Date of Award
Program or Major
Doctor of Philosophy
Conflict theory is used to analyze the relationship between marital power structure, the level of marital conflict and the rate of violence in a nationally representative sample of 2,143 American couples. Although previous authors suggest greater conflict in egalitarian relationships, other research demonstrates that there is less violence. Given the strong positive association between conflict and violence, a major question addressed in this research concerns this apparent contradiction.
Two explanations of this contradiction were empirically tested: (1) If the power structure is perceived as legitimate, the level of conflict and rate of violence may decrease, regardless of the actual power structure. (2) The negotiation tactics used to settle disputes may mediate the relation between conflict and violence.
The major findings of this research suggest that unequal marital power structures are the critical factors in explaining the level of conflict and the rate of violence. Egalitarian relationships have the lowest levels of marital conflict, while male dominant have the highest. Consensus over the distribution of power does reduce the level of conflict. However, male dominant relationships continue to have high levels of conflict even when consensus is high, and egalitarian relationships have the lowest levels of conflict even when consensus is low.
The positive association between conflict and violence is reconfirmed in this research. When this relationship is examined for each marital power type, there are dramatic differences in the probability of violence. Egalitarian relationships have the lowest rate of violence even when conflict is high. This is not true for the other power structures, especially the male dominant.
The findings suggest that negotiation tactics play an important role in the relation between conflict and violence. Destructive tactics such as withdrawal and verbal aggression increase the rate of violence, especially when conflict is high. However, the use of reasoning does not appear to be an effective tactic to use to limit violence. If there is high conflict, there will be more violence, irrespective of the use of reasoning. The findings strongly suggest that changing the power structure of marital relationships so that power is equitably distributed is the most fundamental method of limiting conflict and violence.

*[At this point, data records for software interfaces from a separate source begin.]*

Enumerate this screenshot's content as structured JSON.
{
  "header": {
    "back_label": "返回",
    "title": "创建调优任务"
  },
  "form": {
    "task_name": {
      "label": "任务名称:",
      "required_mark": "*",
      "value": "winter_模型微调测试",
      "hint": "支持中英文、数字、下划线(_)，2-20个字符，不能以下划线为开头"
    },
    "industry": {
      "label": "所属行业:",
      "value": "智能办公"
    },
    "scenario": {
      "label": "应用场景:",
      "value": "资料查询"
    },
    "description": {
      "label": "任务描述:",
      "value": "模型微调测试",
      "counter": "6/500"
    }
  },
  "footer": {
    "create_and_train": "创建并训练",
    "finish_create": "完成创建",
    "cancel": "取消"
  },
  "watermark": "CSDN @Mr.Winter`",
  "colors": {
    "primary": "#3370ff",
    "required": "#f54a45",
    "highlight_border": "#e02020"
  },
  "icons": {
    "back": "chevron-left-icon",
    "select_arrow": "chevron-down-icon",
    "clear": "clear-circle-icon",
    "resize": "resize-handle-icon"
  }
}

COLEMAN, DIANE H., "MARITAL POWER, CONFLICT AND VIOLENCE (NEGOTIATION TACTICS, EGALITARIAN)" (1985). Doctoral Dissertations. 1446.